Memorial in Afghanistan stirs soldiers’ emotions as they grapple with combat deaths
This story has been corrected
FOB HOWZ-E-MADAD, Afghanistan - A muted laughter echoed under the canopy as a small band of Company C soldiers gathered on a wooden platform.
They talked of small things; unimportant things that made them smile.
But as a gentle music began to play, a somber realism took hold: The members of Company C, 1st Battalion, 32nd Regiment, part of the 10th Mountain Division out of Fort Drum, N.Y., were there to remember. They took their seats as the other guests settled in around them. Some bowed their heads in prayer. Others began to quietly weep.
A cruel emptiness filled the space as the battalion chaplain, Capt. Omari Thompson, read the names of the soldiers being remembered: Sgt. Edward J. Frank II, 26, of Yonkers, N.Y.; Spc. Jameel T. Freeman, 26, of Baltimore; Spc. Patrick L. Lay II, 21, of Fletcher, N.C.; Spc. Jordan M. Morris, 23, of Stillwater, Okla.; and Pfc. Rueben J. Lopez, 27, of Williams, Calif.
The five soldiers, all members of 3rd Platoon’s 1st Squad, were killed Aug. 11 when their Mine Resistant Ambush Protected All Terrain Vehicle drove over an improvised explosive device near Combat Outpost Nalgham in Kandahar province.
Regional Command-South Commander Maj. Gen. James Terry arrived by Black Hawk helicopter, but there was none of the pomp and circumstance that often accompanies the arrival of a general. He quietly took his seat along with the other guests.
While all of 3rd Platoon was able to attend, most of the company stayed behind in Nalgham, guarding the strong points and fighting positions they have sacrificed so much to hold.
“This is a time of war and in times of war there is killing and dying,” said the chaplain. “For one thing that cannot happen effectively during war is grieving because this war will not stop to give us that time.
“So the numbness you experience, the callous attitude you may have, your inability to cry like normal people during times of grief is not a burden or a curse that you should be concerned about. It is actually a blessing from God that allows you to continue in this fight.

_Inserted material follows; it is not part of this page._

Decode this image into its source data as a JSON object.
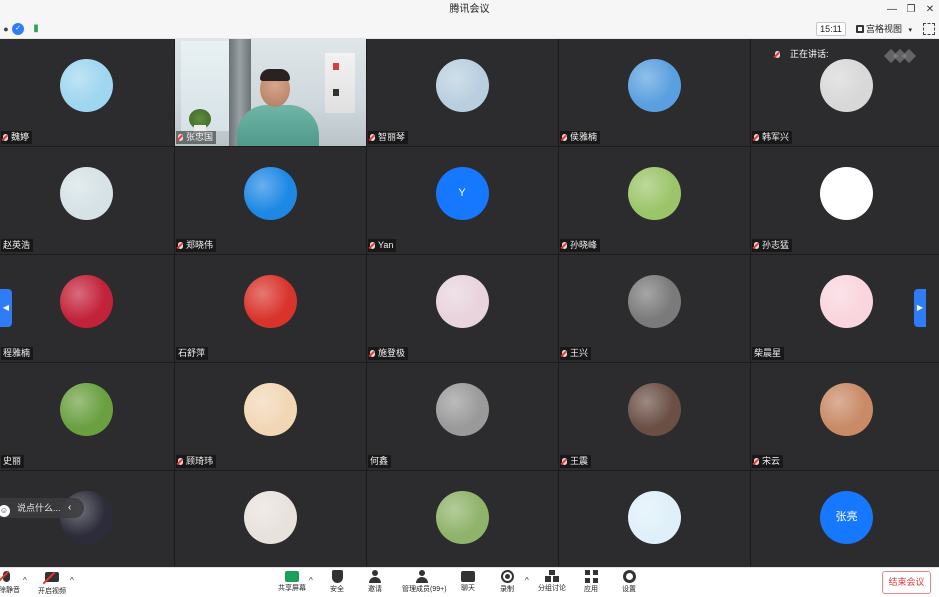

“You are warriors with hearts of steel that have allowed you to fight a brutal war day in and day out. You are not normal people, you are soldiers, American soldiers who go outside the wire and accomplish your mission in spite of the reality that every step, every movement mounted or dismounted could possibly be your last.”
One by one, soldiers offered a tribute to the friends they lost. Concluding his remarks about Sgt. Frank, the voice of a visibly hurt but composed Pfc. Broderick Booker rose.
“The true test of man,” Booker said, “is not whether he can stand the times of comfort and convenience, but rather how he responds to the times of hardship and controversy.”
Then Company Commander Capt. Dennis Call spoke of time marked by battles — “campaigns fought and comrades lost” — as opposed to the seasons marked by the young soldiers’ civilian counterparts.
After the ceremony, Call spoke of the enormous strain of watching friends stolen in their youth, and the lasting nature of that pain. “This is a healing wound for the remainder of the deployment,” Call said, “but it will be one that we’ll have to deal with when we get home. The physical pain and scars that guys endure are easier to deal with than the emotional scars,”
CorrectionSgt. Jedidiah Gallina was incorrectly identified in a picture caption in an earlier version of this article.